So my older son and I are discussing his suggestion of how to build a sandbox in my backyard for his kids to play in.

He’s describing kind of a ground level frame of 4×4 beams in the shape of a square, with a layer of a black plastic moisture barrier beneath, and then a slightly smaller offset frame of 4×4 beams laid into the ground.

I’m having trouble visualizing what he’s describing. So he goes to the dusty back window of his van and starts drawing a partial diagram of the sandbox he’s got in mind. Now I see what he’s talking about – there’s a picture there that I can examine.

Then I asked him, “Could you picture in your mind what you were describing, before you drew the diagram?” He said, “Sure. You couldn’t though, could you?”

“Nope,” I admitted. And I realized why he could visualize his diagram and why I couldn’t.

   He was starting with the picture in his head, then using words to describe what he saw. 

I was starting with his words, then trying to create a picture in my mind. The process in my head was the reverse of the process in his head.

So why could he so easily picture in his mind how a sandbox could be built?


He’s had a lot of experience working with beams and studs and frames. He spent two summers in college doing construction and remodeling with some very experienced remodelers, plus he spent 2-3 years in high school and 3+ years in college working in the technical side of the school theater departments – building sets, putting up doors and door ways, constructing stairways, framing stud walls with sheetrock layers and plywood.

Experience. Based on that experience, it was easy for him to picture in his mind’s eye the kind of sandbox he thought would work.

That was experience that I didn’t have.
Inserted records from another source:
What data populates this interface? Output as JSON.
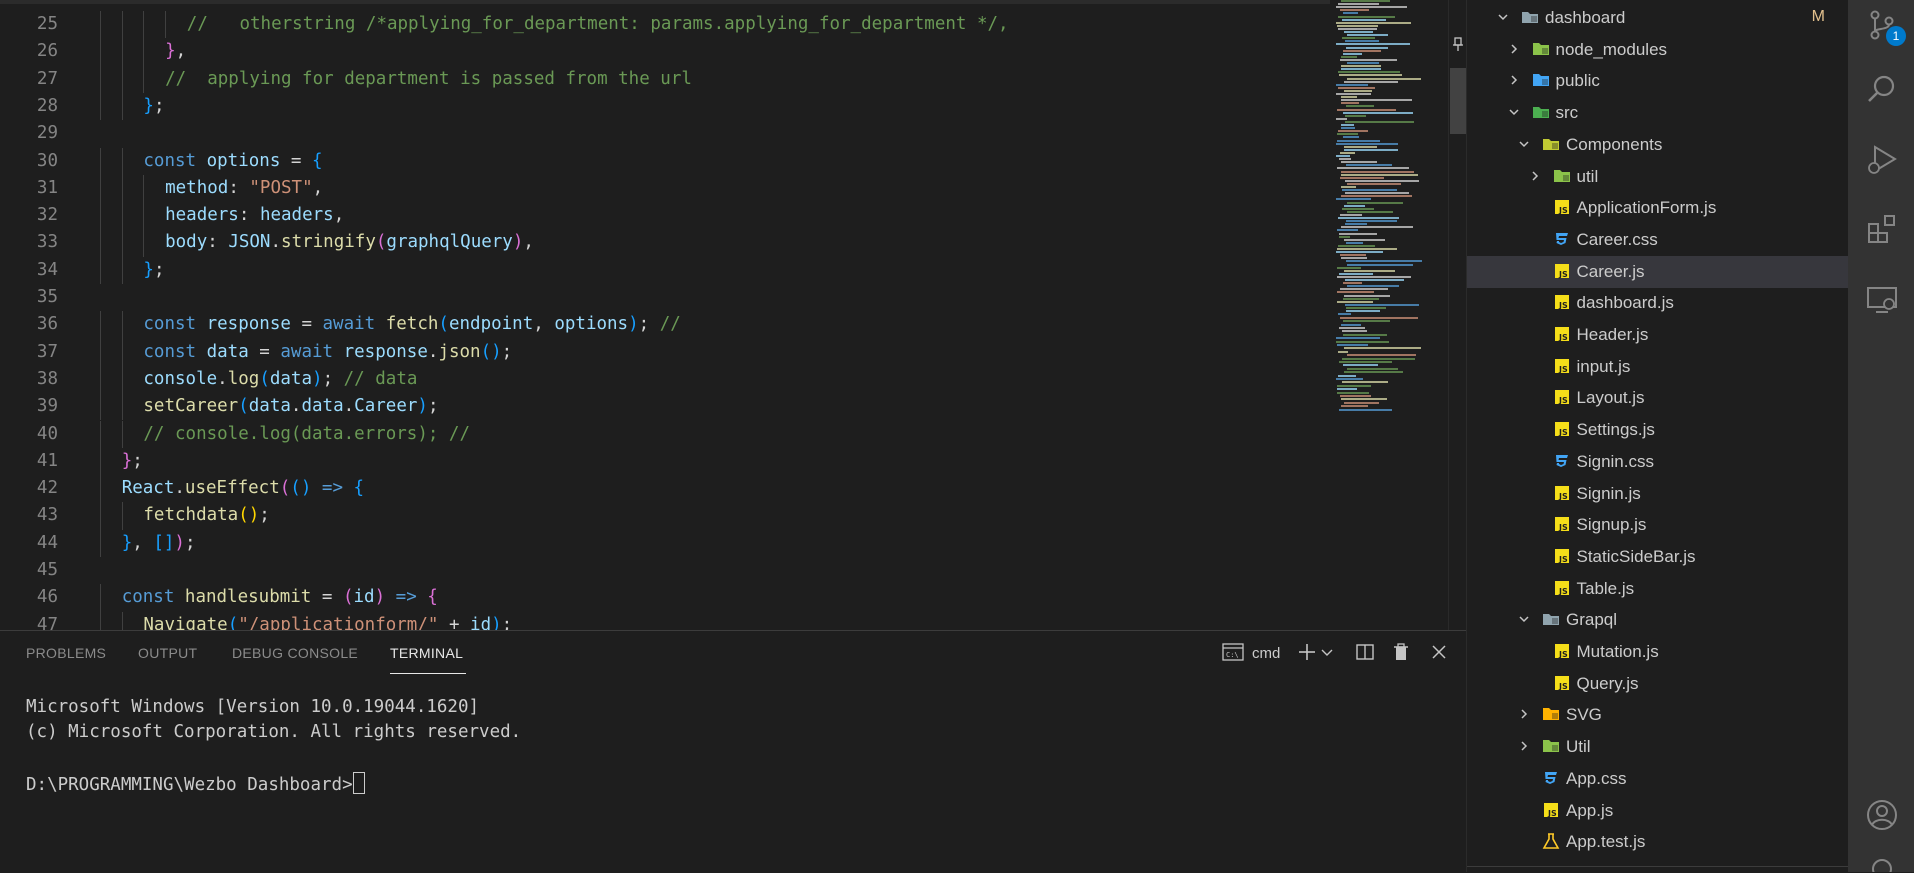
{
  "editor": {
    "lines": [
      {
        "n": "25",
        "indent": 8,
        "tokens": [
          {
            "t": "//   otherstring /*applying_for_department: params.applying_for_department */,",
            "c": "cmt"
          }
        ]
      },
      {
        "n": "26",
        "indent": 7,
        "tokens": [
          {
            "t": "}",
            "c": "p"
          },
          {
            "t": ",",
            "c": "pl"
          }
        ]
      },
      {
        "n": "27",
        "indent": 7,
        "tokens": [
          {
            "t": "//  applying for department is passed from the url",
            "c": "cmt"
          }
        ]
      },
      {
        "n": "28",
        "indent": 6,
        "tokens": [
          {
            "t": "}",
            "c": "b"
          },
          {
            "t": ";",
            "c": "pl"
          }
        ]
      },
      {
        "n": "29",
        "indent": 0,
        "tokens": []
      },
      {
        "n": "30",
        "indent": 6,
        "tokens": [
          {
            "t": "const ",
            "c": "kw"
          },
          {
            "t": "options",
            "c": "var"
          },
          {
            "t": " = ",
            "c": "pl"
          },
          {
            "t": "{",
            "c": "b"
          }
        ]
      },
      {
        "n": "31",
        "indent": 7,
        "tokens": [
          {
            "t": "method",
            "c": "var"
          },
          {
            "t": ": ",
            "c": "pl"
          },
          {
            "t": "\"POST\"",
            "c": "str"
          },
          {
            "t": ",",
            "c": "pl"
          }
        ]
      },
      {
        "n": "32",
        "indent": 7,
        "tokens": [
          {
            "t": "headers",
            "c": "var"
          },
          {
            "t": ": ",
            "c": "pl"
          },
          {
            "t": "headers",
            "c": "var"
          },
          {
            "t": ",",
            "c": "pl"
          }
        ]
      },
      {
        "n": "33",
        "indent": 7,
        "tokens": [
          {
            "t": "body",
            "c": "var"
          },
          {
            "t": ": ",
            "c": "pl"
          },
          {
            "t": "JSON",
            "c": "var"
          },
          {
            "t": ".",
            "c": "pl"
          },
          {
            "t": "stringify",
            "c": "fn"
          },
          {
            "t": "(",
            "c": "p"
          },
          {
            "t": "graphqlQuery",
            "c": "var"
          },
          {
            "t": ")",
            "c": "p"
          },
          {
            "t": ",",
            "c": "pl"
          }
        ]
      },
      {
        "n": "34",
        "indent": 6,
        "tokens": [
          {
            "t": "}",
            "c": "b"
          },
          {
            "t": ";",
            "c": "pl"
          }
        ]
      },
      {
        "n": "35",
        "indent": 0,
        "tokens": []
      },
      {
        "n": "36",
        "indent": 6,
        "tokens": [
          {
            "t": "const ",
            "c": "kw"
          },
          {
            "t": "response",
            "c": "var"
          },
          {
            "t": " = ",
            "c": "pl"
          },
          {
            "t": "await ",
            "c": "kw"
          },
          {
            "t": "fetch",
            "c": "fn"
          },
          {
            "t": "(",
            "c": "b"
          },
          {
            "t": "endpoint",
            "c": "var"
          },
          {
            "t": ", ",
            "c": "pl"
          },
          {
            "t": "options",
            "c": "var"
          },
          {
            "t": ")",
            "c": "b"
          },
          {
            "t": "; ",
            "c": "pl"
          },
          {
            "t": "//",
            "c": "cmt"
          }
        ]
      },
      {
        "n": "37",
        "indent": 6,
        "tokens": [
          {
            "t": "const ",
            "c": "kw"
          },
          {
            "t": "data",
            "c": "var"
          },
          {
            "t": " = ",
            "c": "pl"
          },
          {
            "t": "await ",
            "c": "kw"
          },
          {
            "t": "response",
            "c": "var"
          },
          {
            "t": ".",
            "c": "pl"
          },
          {
            "t": "json",
            "c": "fn"
          },
          {
            "t": "()",
            "c": "b"
          },
          {
            "t": ";",
            "c": "pl"
          }
        ]
      },
      {
        "n": "38",
        "indent": 6,
        "tokens": [
          {
            "t": "console",
            "c": "var"
          },
          {
            "t": ".",
            "c": "pl"
          },
          {
            "t": "log",
            "c": "fn"
          },
          {
            "t": "(",
            "c": "b"
          },
          {
            "t": "data",
            "c": "var"
          },
          {
            "t": ")",
            "c": "b"
          },
          {
            "t": "; ",
            "c": "pl"
          },
          {
            "t": "// data",
            "c": "cmt"
          }
        ]
      },
      {
        "n": "39",
        "indent": 6,
        "tokens": [
          {
            "t": "setCareer",
            "c": "fn"
          },
          {
            "t": "(",
            "c": "b"
          },
          {
            "t": "data",
            "c": "var"
          },
          {
            "t": ".",
            "c": "pl"
          },
          {
            "t": "data",
            "c": "var"
          },
          {
            "t": ".",
            "c": "pl"
          },
          {
            "t": "Career",
            "c": "var"
          },
          {
            "t": ")",
            "c": "b"
          },
          {
            "t": ";",
            "c": "pl"
          }
        ]
      },
      {
        "n": "40",
        "indent": 6,
        "tokens": [
          {
            "t": "// console.log(data.errors); //",
            "c": "cmt"
          }
        ]
      },
      {
        "n": "41",
        "indent": 5,
        "tokens": [
          {
            "t": "}",
            "c": "p"
          },
          {
            "t": ";",
            "c": "pl"
          }
        ]
      },
      {
        "n": "42",
        "indent": 5,
        "tokens": [
          {
            "t": "React",
            "c": "var"
          },
          {
            "t": ".",
            "c": "pl"
          },
          {
            "t": "useEffect",
            "c": "fn"
          },
          {
            "t": "(",
            "c": "p"
          },
          {
            "t": "()",
            "c": "b"
          },
          {
            "t": " => ",
            "c": "kw"
          },
          {
            "t": "{",
            "c": "b"
          }
        ]
      },
      {
        "n": "43",
        "indent": 6,
        "tokens": [
          {
            "t": "fetchdata",
            "c": "fn"
          },
          {
            "t": "()",
            "c": "y"
          },
          {
            "t": ";",
            "c": "pl"
          }
        ]
      },
      {
        "n": "44",
        "indent": 5,
        "tokens": [
          {
            "t": "}",
            "c": "b"
          },
          {
            "t": ", ",
            "c": "pl"
          },
          {
            "t": "[]",
            "c": "b"
          },
          {
            "t": ")",
            "c": "p"
          },
          {
            "t": ";",
            "c": "pl"
          }
        ]
      },
      {
        "n": "45",
        "indent": 0,
        "tokens": []
      },
      {
        "n": "46",
        "indent": 5,
        "tokens": [
          {
            "t": "const ",
            "c": "kw"
          },
          {
            "t": "handlesubmit",
            "c": "fn"
          },
          {
            "t": " = ",
            "c": "pl"
          },
          {
            "t": "(",
            "c": "p"
          },
          {
            "t": "id",
            "c": "var"
          },
          {
            "t": ")",
            "c": "p"
          },
          {
            "t": " => ",
            "c": "kw"
          },
          {
            "t": "{",
            "c": "p"
          }
        ]
      },
      {
        "n": "47",
        "indent": 6,
        "tokens": [
          {
            "t": "Navigate",
            "c": "fn"
          },
          {
            "t": "(",
            "c": "b"
          },
          {
            "t": "\"/applicationform/\"",
            "c": "str"
          },
          {
            "t": " + ",
            "c": "pl"
          },
          {
            "t": "id",
            "c": "var"
          },
          {
            "t": ")",
            "c": "b"
          },
          {
            "t": ";",
            "c": "pl"
          }
        ]
      }
    ]
  },
  "panel": {
    "tabs": [
      "PROBLEMS",
      "OUTPUT",
      "DEBUG CONSOLE",
      "TERMINAL"
    ],
    "active_tab": "TERMINAL",
    "shell_label": "cmd",
    "terminal_lines": [
      "Microsoft Windows [Version 10.0.19044.1620]",
      "(c) Microsoft Corporation. All rights reserved.",
      "",
      "D:\\PROGRAMMING\\Wezbo Dashboard>"
    ]
  },
  "explorer": {
    "items": [
      {
        "label": "dashboard",
        "depth": 0,
        "kind": "folder",
        "open": true,
        "icon": "folder-icon",
        "color": "#90a4ae",
        "modified": "M"
      },
      {
        "label": "node_modules",
        "depth": 1,
        "kind": "folder",
        "open": false,
        "icon": "node-folder-icon",
        "color": "#8bc34a"
      },
      {
        "label": "public",
        "depth": 1,
        "kind": "folder",
        "open": false,
        "icon": "public-folder-icon",
        "color": "#42a5f5"
      },
      {
        "label": "src",
        "depth": 1,
        "kind": "folder",
        "open": true,
        "icon": "src-folder-icon",
        "color": "#4caf50"
      },
      {
        "label": "Components",
        "depth": 2,
        "kind": "folder",
        "open": true,
        "icon": "components-folder-icon",
        "color": "#c0ca33"
      },
      {
        "label": "util",
        "depth": 3,
        "kind": "folder",
        "open": false,
        "icon": "util-folder-icon",
        "color": "#8bc34a"
      },
      {
        "label": "ApplicationForm.js",
        "depth": 3,
        "kind": "js",
        "icon": "js-file-icon",
        "color": "#f5de19"
      },
      {
        "label": "Career.css",
        "depth": 3,
        "kind": "css",
        "icon": "css-file-icon",
        "color": "#42a5f5"
      },
      {
        "label": "Career.js",
        "depth": 3,
        "kind": "js",
        "icon": "js-file-icon",
        "color": "#f5de19",
        "selected": true
      },
      {
        "label": "dashboard.js",
        "depth": 3,
        "kind": "js",
        "icon": "js-file-icon",
        "color": "#f5de19"
      },
      {
        "label": "Header.js",
        "depth": 3,
        "kind": "js",
        "icon": "js-file-icon",
        "color": "#f5de19"
      },
      {
        "label": "input.js",
        "depth": 3,
        "kind": "js",
        "icon": "js-file-icon",
        "color": "#f5de19"
      },
      {
        "label": "Layout.js",
        "depth": 3,
        "kind": "js",
        "icon": "js-file-icon",
        "color": "#f5de19"
      },
      {
        "label": "Settings.js",
        "depth": 3,
        "kind": "js",
        "icon": "js-file-icon",
        "color": "#f5de19"
      },
      {
        "label": "Signin.css",
        "depth": 3,
        "kind": "css",
        "icon": "css-file-icon",
        "color": "#42a5f5"
      },
      {
        "label": "Signin.js",
        "depth": 3,
        "kind": "js",
        "icon": "js-file-icon",
        "color": "#f5de19"
      },
      {
        "label": "Signup.js",
        "depth": 3,
        "kind": "js",
        "icon": "js-file-icon",
        "color": "#f5de19"
      },
      {
        "label": "StaticSideBar.js",
        "depth": 3,
        "kind": "js",
        "icon": "js-file-icon",
        "color": "#f5de19"
      },
      {
        "label": "Table.js",
        "depth": 3,
        "kind": "js",
        "icon": "js-file-icon",
        "color": "#f5de19"
      },
      {
        "label": "Grapql",
        "depth": 2,
        "kind": "folder",
        "open": true,
        "icon": "folder-icon",
        "color": "#90a4ae"
      },
      {
        "label": "Mutation.js",
        "depth": 3,
        "kind": "js",
        "icon": "js-file-icon",
        "color": "#f5de19"
      },
      {
        "label": "Query.js",
        "depth": 3,
        "kind": "js",
        "icon": "js-file-icon",
        "color": "#f5de19"
      },
      {
        "label": "SVG",
        "depth": 2,
        "kind": "folder",
        "open": false,
        "icon": "svg-folder-icon",
        "color": "#ffb300"
      },
      {
        "label": "Util",
        "depth": 2,
        "kind": "folder",
        "open": false,
        "icon": "util-folder-icon",
        "color": "#8bc34a"
      },
      {
        "label": "App.css",
        "depth": 2,
        "kind": "css",
        "icon": "css-file-icon",
        "color": "#42a5f5"
      },
      {
        "label": "App.js",
        "depth": 2,
        "kind": "js",
        "icon": "js-file-icon",
        "color": "#f5de19"
      },
      {
        "label": "App.test.js",
        "depth": 2,
        "kind": "test",
        "icon": "test-flask-icon",
        "color": "#ffca28"
      }
    ]
  },
  "activity_bar": {
    "source_control_badge": "1",
    "buttons": [
      "source-control-icon",
      "search-icon",
      "run-debug-icon",
      "extensions-icon",
      "remote-explorer-icon",
      "accounts-icon"
    ]
  },
  "colors": {
    "editor_bg": "#1e1e1e",
    "activity_bg": "#333333",
    "selected_row": "#37373d",
    "accent": "#007acc",
    "modified": "#e2c08d"
  }
}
He’s probably forgotten more about construction than I will ever know.

There is at least one area where I have enough experience to picture in my mind’s eye what’s going on: in algebraic factoring of quadratic expressions.

What prompted this blog was that I was creating some algebra problems for my SAI students to factor. In SAI, we use pieces to show elementary age students what quadratic factoring is. Many times it’s easier for me to picture the pieces for 2x2+ 7x + 6 than it is to write out those symbols.

So why is it easy for me to picture those algebra pieces but not the 4×4 beams? Experience. I’ve got a lot more experience with algebra pieces than I do with wood beams.

I can picture what I want in my head, then use words and symbols to describe what I’m already seeing.

That’s the advantage of SAI: we give your child the experience of working with math in ways that train them to see in their mind’s eye what they can then describe with words and symbols.